Wildfires are becoming more frequent and severe 

This year, Americans were exposed to wildfires from California and Hawaii and experienced the downstream repercussions of Canada’s record wildfire season, which burned 40,000 square miles of forest—roughly the size of Kentucky.

Wildfires are becoming more frequent and severe, and that isn’t just an environmental problem: Americans were exposed to 66 percent more harmful wildfire smoke this year than in previous record years. 

Wildfire smoke contains tiny pollutants — called fine particulate matter — that can cause damage to the lungs, but it doesn’t stop there. The fine particulate matter is absorbed by the bloodstream and makes its way to the rest of the body and brain. As a result, wildfire smoke exposure is linked to forgetfulness, trouble focusing, brain fog, and even dementia. 

How wildfire smoke exposure immediately affects the brain 

The fine particulate matter affects the brain’s immune cells, the microglia, “causing harm to neurons instead of protecting them,” according to Drexel University emeritus professor of medicine Arnold R. Eiser. “Studies show that these extremely tiny particles may damage neurons or brain cells by promoting inflammation.”

Research shows this process has immediate cognitive effects. That means that students who breathe in more wildfire smoke tend to do worse on tests in school and college, while participants in laboratory experiments score worse on psychological tests measuring memory, thinking, and attention.

Can wildfire smoke exposure increase the risk of dementia?

Continual exposure to these pollutants may have long-term consequences. People living in areas exposed to more fine particulate matter are more likely to have a stroke, which in itself is a risk factor for vascular dementia—a form of the disease caused in part by damage to the brain’s blood vessels. 

Other researchers have also drawn more links between wildfire smoke exposure to Alzheimer’s and other forms of dementia, albeit the risks on an individual level appear to be relatively small. 
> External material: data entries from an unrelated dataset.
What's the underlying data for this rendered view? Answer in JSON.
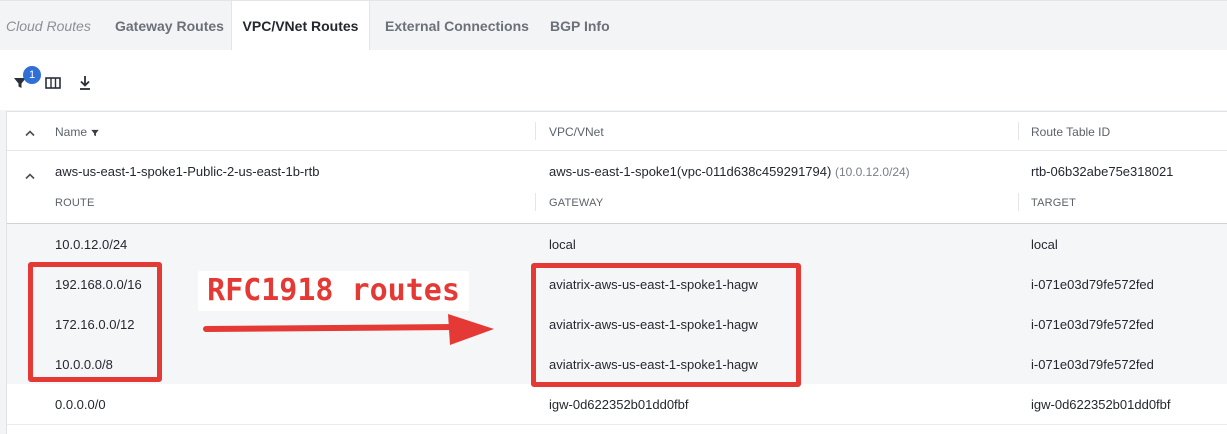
{
  "tabs": [
    {
      "label": "Cloud Routes"
    },
    {
      "label": "Gateway Routes"
    },
    {
      "label": "VPC/VNet Routes"
    },
    {
      "label": "External Connections"
    },
    {
      "label": "BGP Info"
    }
  ],
  "active_tab": "VPC/VNet Routes",
  "toolbar": {
    "filter_count": "1",
    "icons": [
      "filter-icon",
      "columns-icon",
      "download-icon"
    ]
  },
  "table": {
    "headers": {
      "name": "Name",
      "vpc": "VPC/VNet",
      "route_table": "Route Table ID"
    },
    "group": {
      "name": "aws-us-east-1-spoke1-Public-2-us-east-1b-rtb",
      "vpc": "aws-us-east-1-spoke1(vpc-011d638c459291794)",
      "vpc_cidr": "(10.0.12.0/24)",
      "route_table_id": "rtb-06b32abe75e318021"
    },
    "subheaders": {
      "route": "ROUTE",
      "gateway": "GATEWAY",
      "target": "TARGET"
    },
    "rows": [
      {
        "route": "10.0.12.0/24",
        "gateway": "local",
        "target": "local"
      },
      {
        "route": "192.168.0.0/16",
        "gateway": "aviatrix-aws-us-east-1-spoke1-hagw",
        "target": "i-071e03d79fe572fed"
      },
      {
        "route": "172.16.0.0/12",
        "gateway": "aviatrix-aws-us-east-1-spoke1-hagw",
        "target": "i-071e03d79fe572fed"
      },
      {
        "route": "10.0.0.0/8",
        "gateway": "aviatrix-aws-us-east-1-spoke1-hagw",
        "target": "i-071e03d79fe572fed"
      },
      {
        "route": "0.0.0.0/0",
        "gateway": "igw-0d622352b01dd0fbf",
        "target": "igw-0d622352b01dd0fbf"
      }
    ]
  },
  "annotation": {
    "label": "RFC1918 routes",
    "color": "#e53935"
  },
  "colors": {
    "accent": "#2f6fd6",
    "annotation": "#e53935"
  }
}
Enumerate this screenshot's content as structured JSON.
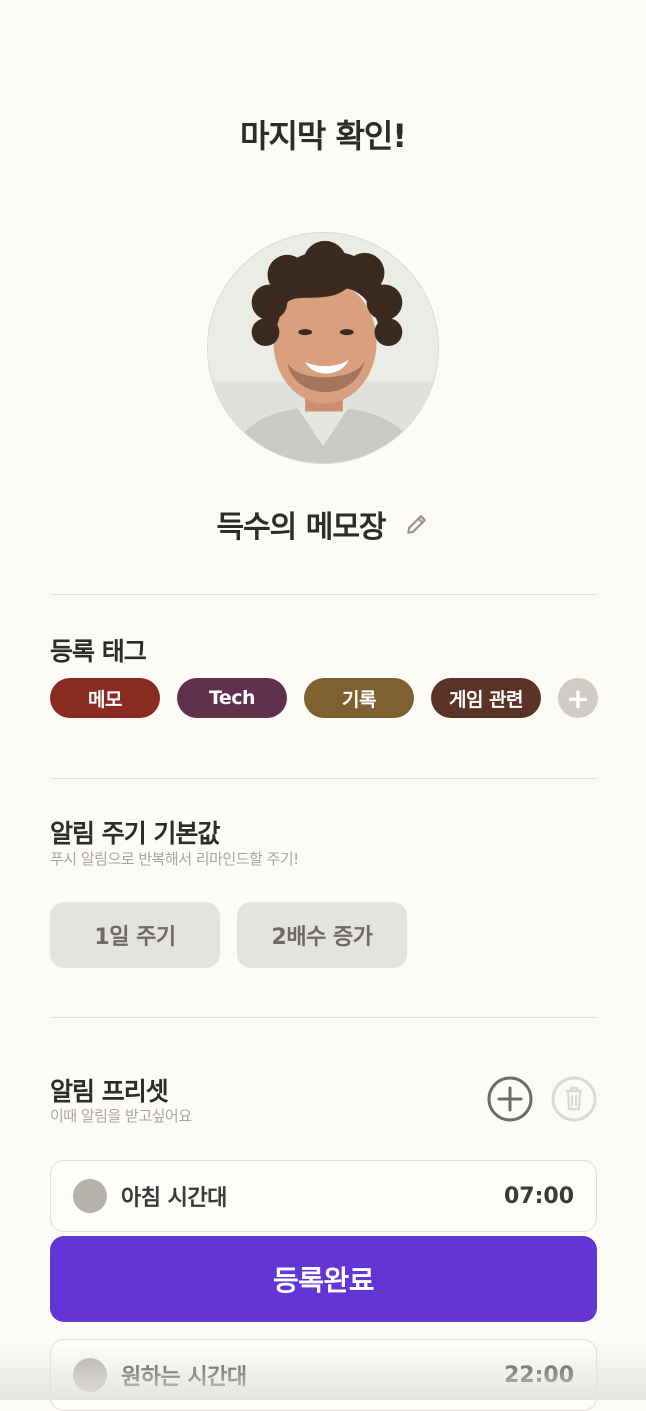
{
  "page": {
    "title": "마지막 확인!"
  },
  "profile": {
    "name": "득수의 메모장",
    "avatar_icon": "person-photo",
    "edit_icon": "pencil-icon"
  },
  "tags_section": {
    "title": "등록 태그",
    "tags": [
      {
        "label": "메모",
        "color": "#8a2b22"
      },
      {
        "label": "Tech",
        "color": "#61304c"
      },
      {
        "label": "기록",
        "color": "#7f6130"
      },
      {
        "label": "게임 관련",
        "color": "#5a3326"
      }
    ],
    "add_symbol": "+"
  },
  "cycle_section": {
    "title": "알림 주기 기본값",
    "subtitle": "푸시 알림으로 반복해서 리마인드할 주기!",
    "options": [
      "1일 주기",
      "2배수 증가"
    ]
  },
  "preset_section": {
    "title": "알림 프리셋",
    "subtitle": "이때 알림을 받고싶어요",
    "add_icon": "plus-circle-icon",
    "delete_icon": "trash-icon",
    "presets": [
      {
        "label": "아침 시간대",
        "time": "07:00"
      },
      {
        "label": "원하는 시간대",
        "time": "22:00"
      }
    ]
  },
  "submit": {
    "label": "등록완료",
    "color": "#6235d4"
  }
}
If the chances of an older individual developing dementia in any given year are about one or two percent, a five percent increase in risk may be negligible. But in a larger population, this could mean substantially more cases of dementia and a higher burden on healthcare.

Protecting yourself from wildfire smoke

“Education, greater awareness of environmental health concerns and public action are the best ways to minimize risks from environmental neurotoxins [like wildfire smoke],” wrote Eiser.

To help educate people, the Centers for Disease Control and Prevention has developed a tool that allows people to check the air quality index in their area called AirNow

The CDC recommends against physically intensive outdoor activities like jogging on days when the air quality is poor. In addition, individuals should drink lots of water and wear a high-quality mask or respirator like an N95 to filter out these pollutants when outside.